Much has been made of the US Senate’s scathing report on CIA interrogation techniques released on Tuesday. The focus has been on the human rights abuses documented in the report, including forced enemas, sleep deprivation and waterboarding of terrorist suspects, that took place at secret sites around the world.
But buried in the 500-page executive summary are details of the torture industry itself and the amount of money people made off it. According to the report, by 2005, "the CIA had overwhelmingly outsourced operations related to the programme".
Overseeing the programme were two retired military psychologists who had no real interrogation or counterterrorism experience. They had formed a company "to develop, operate, and assess" the CIA’s programme, according to the report, and were paid $81m from the US government for their work.
As Dianne Feinstein, the US Senator overseeing the intelligence report stated, "The CIA relied on these two contractors to evaluate the interrogation programme they had devised and in which they had obvious financial interests … a clear conflict of interest and an avoidance of responsibility by the CIA."

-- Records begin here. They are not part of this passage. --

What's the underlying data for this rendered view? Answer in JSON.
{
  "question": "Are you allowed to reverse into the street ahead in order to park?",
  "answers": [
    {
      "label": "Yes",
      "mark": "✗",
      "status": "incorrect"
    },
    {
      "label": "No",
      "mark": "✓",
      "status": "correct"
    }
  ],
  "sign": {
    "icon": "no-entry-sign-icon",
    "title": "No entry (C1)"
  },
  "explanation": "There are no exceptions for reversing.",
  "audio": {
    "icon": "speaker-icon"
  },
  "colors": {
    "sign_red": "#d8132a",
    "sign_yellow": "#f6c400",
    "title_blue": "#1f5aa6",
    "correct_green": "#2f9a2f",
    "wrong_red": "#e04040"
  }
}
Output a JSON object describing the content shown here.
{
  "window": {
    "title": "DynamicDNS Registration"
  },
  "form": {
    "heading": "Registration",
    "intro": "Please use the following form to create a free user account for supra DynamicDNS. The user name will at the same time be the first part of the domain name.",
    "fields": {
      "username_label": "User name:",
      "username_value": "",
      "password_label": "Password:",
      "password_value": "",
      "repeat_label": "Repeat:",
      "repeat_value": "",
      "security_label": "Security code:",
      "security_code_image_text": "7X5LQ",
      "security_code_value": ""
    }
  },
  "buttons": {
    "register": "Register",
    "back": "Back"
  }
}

Not surprisingly, according to the report, while the two men were in charge, US Justice Department guidelines on torture were routinely ignored but more disturbing was the fact that many of the people picked to do the interrogations, "had serious documented personal and professional problems - including histories of violence and records of abusive treatment of others - that should have called into question their suitability".